With the start of the 2020-21 harvest comes the usual speculation about what the next few months have in store for us.
As we tend to do, we look to the history books in the hope of finding an 'analogue year' to provide some insight.
Given the similarities in expected production, 2016-17 seems to be the one that most pundits are reaching for.
But, while production volumes may end up comparable, the answers to questions about grain prices could end up being quite different to those from 2016-17.
Recalling that season's harvest, wheat markets were thinly supported amid a burdensome local and global supply story and, in the face of heavy grower selling, the market sold-off strongly and really didn't find any support until the last of the headers stopped in Victoria.
Fast forward five years to the similar local supply picture presented to us in 2020-21 and, although we are only at the very early stages of harvest, the feeling is quite different.
Wheat prices are almost $100 per tonne better than at the same time five years ago and, at this stage, are holding firm - and even strengthening.
Local domestic consumers have been eagerly awaiting harvest and have been willing buyers of the first truck loads to fill a supply chain that has limped into harvest on fumes.
Without the required finishing rains, the Western Australian crop is going backwards - albeit as fast as the east coast seems to increase.
Internationally, things are well supported - with dry conditions lowering expectations for the upcoming Russian crop by up to 10 million tonnes and a European Union crop that is estimated to be 20 million tonnes smaller than last year's.

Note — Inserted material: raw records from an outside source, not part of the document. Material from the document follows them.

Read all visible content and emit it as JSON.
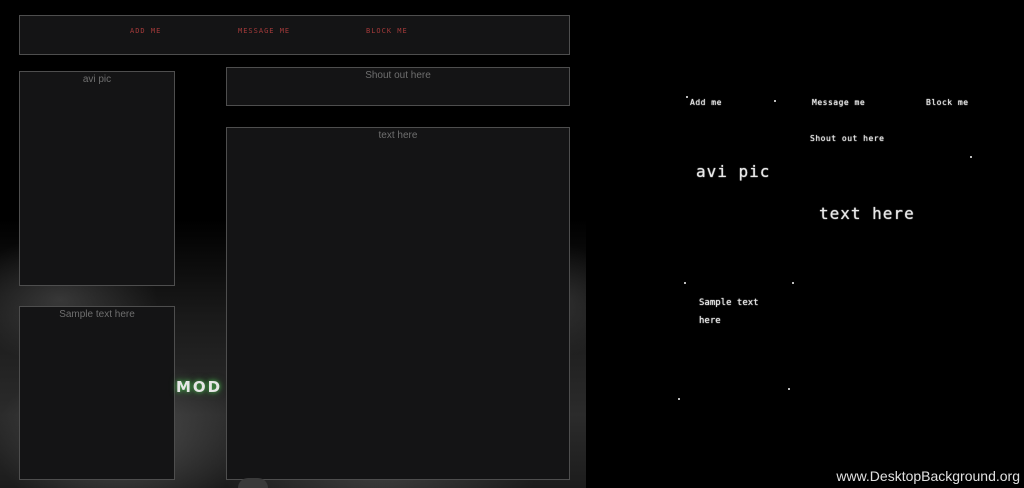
{
  "nav": {
    "add_label": "ADD ME",
    "message_label": "MESSAGE ME",
    "block_label": "BLOCK ME"
  },
  "panels": {
    "avi_label": "avi pic",
    "sample_label": "Sample text here",
    "shout_label": "Shout out here",
    "text_label": "text here"
  },
  "brand_text": "MOD",
  "preview": {
    "add_label": "Add me",
    "message_label": "Message me",
    "block_label": "Block me",
    "shout_label": "Shout out here",
    "avi_label": "avi pic",
    "text_label": "text here",
    "sample_line1": "Sample text",
    "sample_line2": "here"
  },
  "watermark": "www.DesktopBackground.org",
  "colors": {
    "panel_bg": "#141415",
    "panel_border": "#4e4e4e",
    "nav_link": "#a33a3a",
    "brand_glow": "#4caf50"
  }
}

And, on the demand side of the ledger, China has been an energetic buyer of a broad suite of agricultural commodities globally.
So, with yields comparable to 2016-17 and the market outlook far more promising, there is reason for optimism.
But it is hard-earned wisdom from recent tough years that should remind growers how important it is to extract every possible opportunity from each season.
With that in mind, there are some practices that should be considered.
A key tactic is to position your grain in the best location to supply the prevailing market.
In a year such as this, when it is the export market that should set the tone, it makes sense to deliver your grain to a site with premium rail facilities and strong appetite from exporters.
To avoid leaving money on the table, review any existing contracts and grade spreads to ensure you apply the right grades to the right contract.
If you haven't already explored the ISCC Certification sustainability requirements for canola, perhaps do so to ensure you can sell your canola to all buyers and access the best paying markets.
As always, sell to counterparties you know you can trust.
And, as for the weather, well let's just hope La Nina can hold-off until this crop is off the stalk.